## WORK TO COMPLETE
Every record is to be printed exactly as written; pictures are to be omitted.

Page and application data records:
╭──
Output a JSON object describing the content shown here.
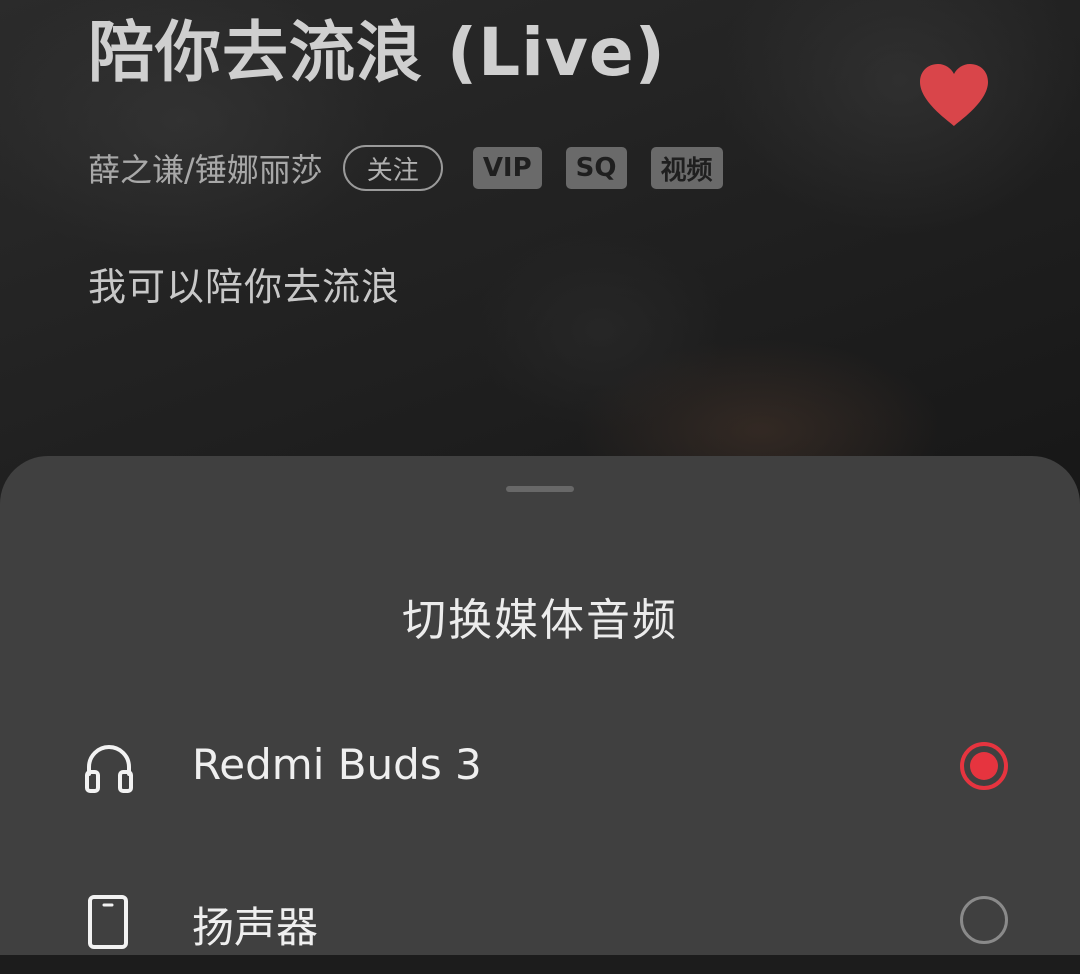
{
  "song": {
    "title": "陪你去流浪 (Live)",
    "artist": "薛之谦/锤娜丽莎",
    "follow_label": "关注",
    "tags": [
      "VIP",
      "SQ",
      "视频"
    ],
    "lyric": "我可以陪你去流浪",
    "liked": true,
    "heart_color": "#d9454a"
  },
  "sheet": {
    "title": "切换媒体音频",
    "options": [
      {
        "label": "Redmi Buds 3",
        "icon": "headphones-icon",
        "selected": true
      },
      {
        "label": "扬声器",
        "icon": "phone-icon",
        "selected": false
      }
    ]
  },
  "colors": {
    "accent": "#e6343f",
    "sheet_bg": "#404040"
  }
}
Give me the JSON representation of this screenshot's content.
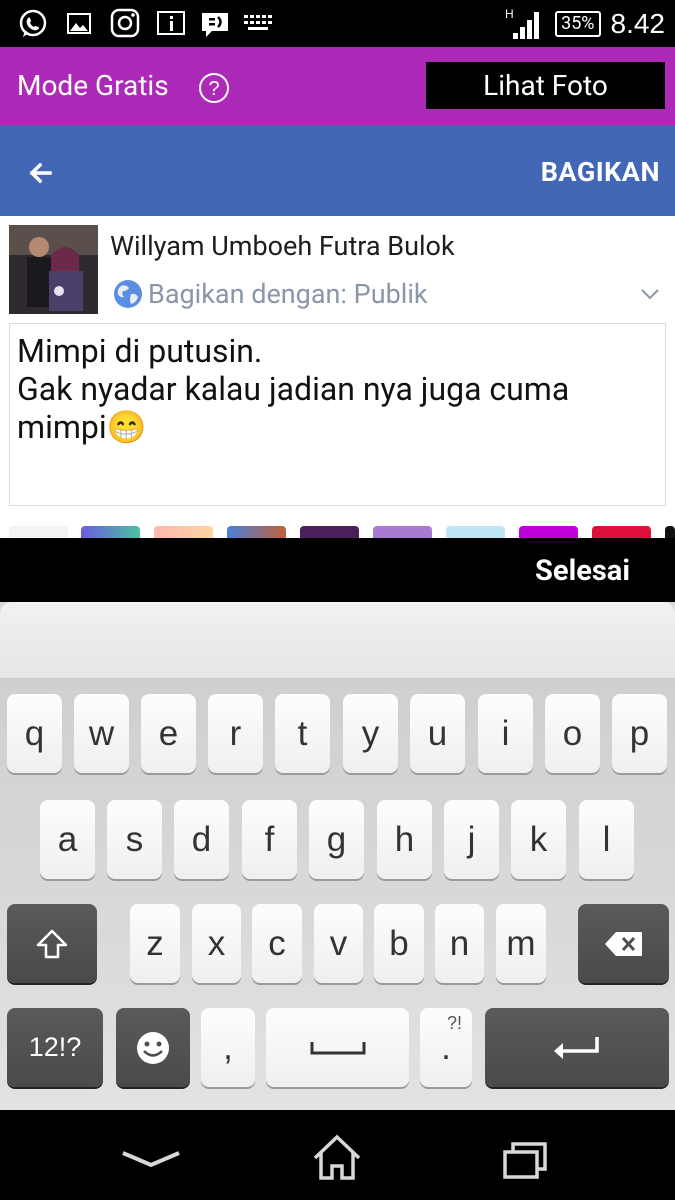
{
  "status_bar": {
    "battery": "35%",
    "time": "8.42",
    "network": "H",
    "icons": [
      "whatsapp-icon",
      "gallery-icon",
      "instagram-icon",
      "info-icon",
      "chat-icon",
      "keyboard-icon"
    ]
  },
  "free_bar": {
    "title": "Mode Gratis",
    "view_photo": "Lihat Foto"
  },
  "top_bar": {
    "share_label": "BAGIKAN"
  },
  "composer": {
    "user_name": "Willyam Umboeh Futra Bulok",
    "privacy_label": "Bagikan dengan:",
    "privacy_value": "Publik",
    "post_text": "Mimpi di putusin.\nGak nyadar kalau jadian nya juga cuma mimpi",
    "post_emoji": "😁"
  },
  "keyboard_header": {
    "done_label": "Selesai"
  },
  "keyboard": {
    "row1": [
      "q",
      "w",
      "e",
      "r",
      "t",
      "y",
      "u",
      "i",
      "o",
      "p"
    ],
    "row2": [
      "a",
      "s",
      "d",
      "f",
      "g",
      "h",
      "j",
      "k",
      "l"
    ],
    "row3": [
      "z",
      "x",
      "c",
      "v",
      "b",
      "n",
      "m"
    ],
    "symbols_label": "12!?",
    "comma_label": ",",
    "period_label": ".",
    "period_sub": "?!"
  },
  "colors": {
    "free_bar": "#ad2ab8",
    "top_bar": "#4167b5"
  }
}
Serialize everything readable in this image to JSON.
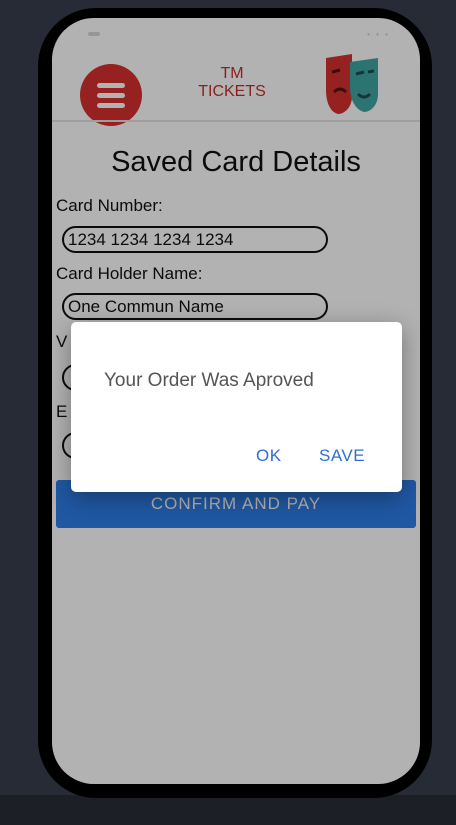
{
  "app": {
    "brand_line1": "TM",
    "brand_line2": "TICKETS"
  },
  "page": {
    "title": "Saved Card Details"
  },
  "form": {
    "card_number_label": "Card Number:",
    "card_number_value": "1234 1234 1234 1234",
    "card_holder_label": "Card Holder Name:",
    "card_holder_value": "One Commun Name",
    "validity_label_partial": "V",
    "expiry_label_partial": "E",
    "confirm_button": "CONFIRM AND PAY"
  },
  "dialog": {
    "message": "Your Order Was Aproved",
    "ok_label": "OK",
    "save_label": "SAVE"
  },
  "colors": {
    "brand_red": "#d6322e",
    "primary_blue": "#2f7fea",
    "dialog_button_blue": "#2f6fd6",
    "background": "#262b35"
  },
  "icons": {
    "menu": "hamburger-menu-icon",
    "logo": "theater-mask-icon"
  }
}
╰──
## RESPONSE TO THE TASK
Output a JSON object describing the content shown here.
{
  "song": {
    "title": "陪你去流浪 (Live)",
    "artist": "薛之谦/锤娜丽莎",
    "follow_label": "关注",
    "tags": [
      "VIP",
      "SQ",
      "视频"
    ],
    "lyric": "我可以陪你去流浪",
    "liked": true,
    "heart_color": "#d9454a"
  },
  "sheet": {
    "title": "切换媒体音频",
    "options": [
      {
        "label": "Redmi Buds 3",
        "icon": "headphones-icon",
        "selected": true
      },
      {
        "label": "扬声器",
        "icon": "phone-icon",
        "selected": false
      }
    ]
  },
  "colors": {
    "accent": "#e6343f",
    "sheet_bg": "#404040"
  }
}
Give me the JSON representation of this screenshot's content.
{
  "status_bar": {
    "battery": "35%",
    "time": "8.42",
    "network": "H",
    "icons": [
      "whatsapp-icon",
      "gallery-icon",
      "instagram-icon",
      "info-icon",
      "chat-icon",
      "keyboard-icon"
    ]
  },
  "free_bar": {
    "title": "Mode Gratis",
    "view_photo": "Lihat Foto"
  },
  "top_bar": {
    "share_label": "BAGIKAN"
  },
  "composer": {
    "user_name": "Willyam Umboeh Futra Bulok",
    "privacy_label": "Bagikan dengan:",
    "privacy_value": "Publik",
    "post_text": "Mimpi di putusin.\nGak nyadar kalau jadian nya juga cuma mimpi",
    "post_emoji": "😁"
  },
  "keyboard_header": {
    "done_label": "Selesai"
  },
  "keyboard": {
    "row1": [
      "q",
      "w",
      "e",
      "r",
      "t",
      "y",
      "u",
      "i",
      "o",
      "p"
    ],
    "row2": [
      "a",
      "s",
      "d",
      "f",
      "g",
      "h",
      "j",
      "k",
      "l"
    ],
    "row3": [
      "z",
      "x",
      "c",
      "v",
      "b",
      "n",
      "m"
    ],
    "symbols_label": "12!?",
    "comma_label": ",",
    "period_label": ".",
    "period_sub": "?!"
  },
  "colors": {
    "free_bar": "#ad2ab8",
    "top_bar": "#4167b5"
  }
}
Serialize everything readable in this image to JSON.
{
  "app": {
    "brand_line1": "TM",
    "brand_line2": "TICKETS"
  },
  "page": {
    "title": "Saved Card Details"
  },
  "form": {
    "card_number_label": "Card Number:",
    "card_number_value": "1234 1234 1234 1234",
    "card_holder_label": "Card Holder Name:",
    "card_holder_value": "One Commun Name",
    "validity_label_partial": "V",
    "expiry_label_partial": "E",
    "confirm_button": "CONFIRM AND PAY"
  },
  "dialog": {
    "message": "Your Order Was Aproved",
    "ok_label": "OK",
    "save_label": "SAVE"
  },
  "colors": {
    "brand_red": "#d6322e",
    "primary_blue": "#2f7fea",
    "dialog_button_blue": "#2f6fd6",
    "background": "#262b35"
  },
  "icons": {
    "menu": "hamburger-menu-icon",
    "logo": "theater-mask-icon"
  }
}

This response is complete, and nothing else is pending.